Citation: von Eiff MC, von Eiff W, Roth A and Ghanem M (2019) Employee Acceptance of Use: A Precondition for Enhancing Therapy Effectiveness, Patient Safety, and Economic Efficiency. Front. Public Health 7:353. doi: 10.3389/fpubh.2019.00353

Received: 16 July 2019; Accepted: 06 November 2019;
Published: 05 December 2019.

Edited by:

Michael E. Otim, University of Sharjah, United Arab Emirates

Reviewed by:

Guenka Ivanova Petrova, Medical University, Sofia, Bulgaria
Julie Abimanyi-Ochom, Deakin University, Australia

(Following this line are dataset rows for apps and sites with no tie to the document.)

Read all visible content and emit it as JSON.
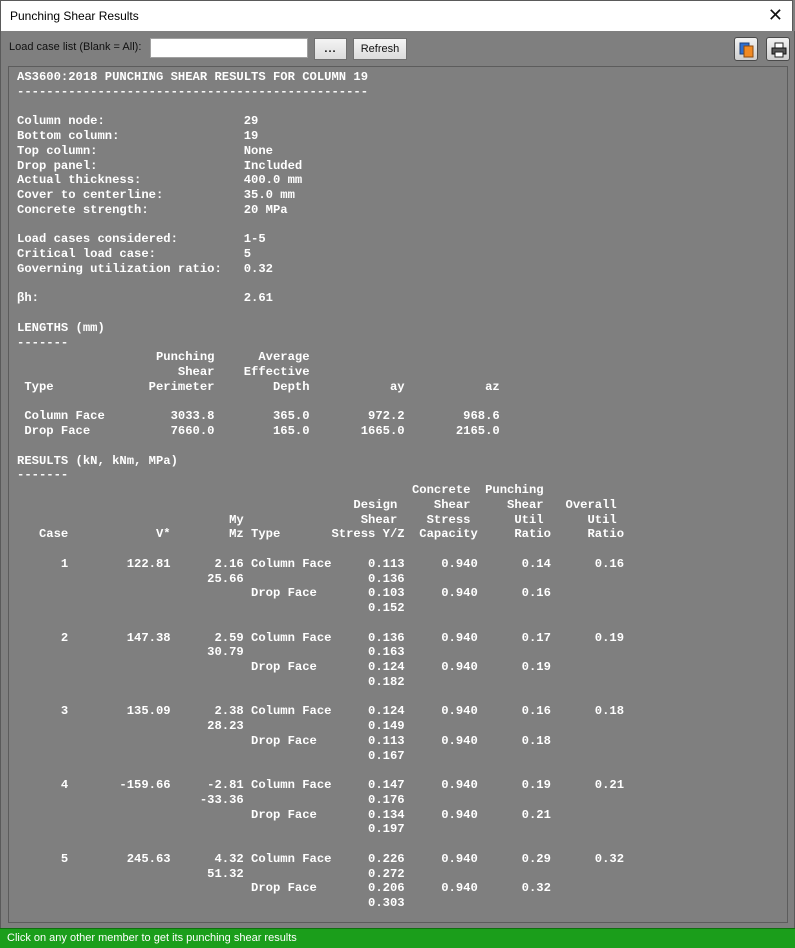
{
  "window": {
    "title": "Punching Shear Results",
    "close_glyph": "✕"
  },
  "toolbar": {
    "load_case_label": "Load case list (Blank = All):",
    "load_case_value": "",
    "browse_label": "...",
    "refresh_label": "Refresh",
    "copy_icon": "copy-icon",
    "print_icon": "print-icon"
  },
  "report": {
    "lines": [
      "AS3600:2018 PUNCHING SHEAR RESULTS FOR COLUMN 19",
      "------------------------------------------------",
      "",
      "Column node:                   29",
      "Bottom column:                 19",
      "Top column:                    None",
      "Drop panel:                    Included",
      "Actual thickness:              400.0 mm",
      "Cover to centerline:           35.0 mm",
      "Concrete strength:             20 MPa",
      "",
      "Load cases considered:         1-5",
      "Critical load case:            5",
      "Governing utilization ratio:   0.32",
      "",
      "βh:                            2.61",
      "",
      "LENGTHS (mm)",
      "-------",
      "                   Punching      Average",
      "                      Shear    Effective",
      " Type             Perimeter        Depth           ay           az",
      "",
      " Column Face         3033.8        365.0        972.2        968.6",
      " Drop Face           7660.0        165.0       1665.0       2165.0",
      "",
      "RESULTS (kN, kNm, MPa)",
      "-------",
      "                                                      Concrete  Punching",
      "                                              Design     Shear     Shear   Overall",
      "                             My                Shear    Stress      Util      Util",
      "   Case            V*        Mz Type       Stress Y/Z  Capacity     Ratio     Ratio",
      "",
      "      1        122.81      2.16 Column Face     0.113     0.940      0.14      0.16",
      "                          25.66                 0.136",
      "                                Drop Face       0.103     0.940      0.16",
      "                                                0.152",
      "",
      "      2        147.38      2.59 Column Face     0.136     0.940      0.17      0.19",
      "                          30.79                 0.163",
      "                                Drop Face       0.124     0.940      0.19",
      "                                                0.182",
      "",
      "      3        135.09      2.38 Column Face     0.124     0.940      0.16      0.18",
      "                          28.23                 0.149",
      "                                Drop Face       0.113     0.940      0.18",
      "                                                0.167",
      "",
      "      4       -159.66     -2.81 Column Face     0.147     0.940      0.19      0.21",
      "                         -33.36                 0.176",
      "                                Drop Face       0.134     0.940      0.21",
      "                                                0.197",
      "",
      "      5        245.63      4.32 Column Face     0.226     0.940      0.29      0.32",
      "                          51.32                 0.272",
      "                                Drop Face       0.206     0.940      0.32",
      "                                                0.303"
    ]
  },
  "status": {
    "text": "Click on any other member to get its punching shear results",
    "color": "#1b9e1b"
  }
}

Copyright © 2019 von Eiff, von Eiff, Roth and Ghanem. This is an open-access article distributed under the terms of the Creative Commons Attribution License (CC BY). The use, distribution or reproduction in other forums is permitted, provided the original author(s) and the copyright owner(s) are credited and that the original publication in this journal is cited, in accordance with accepted academic practice. No use, distribution or reproduction is permitted which does not comply with these terms.

*Correspondence: Wilfried von Eiff,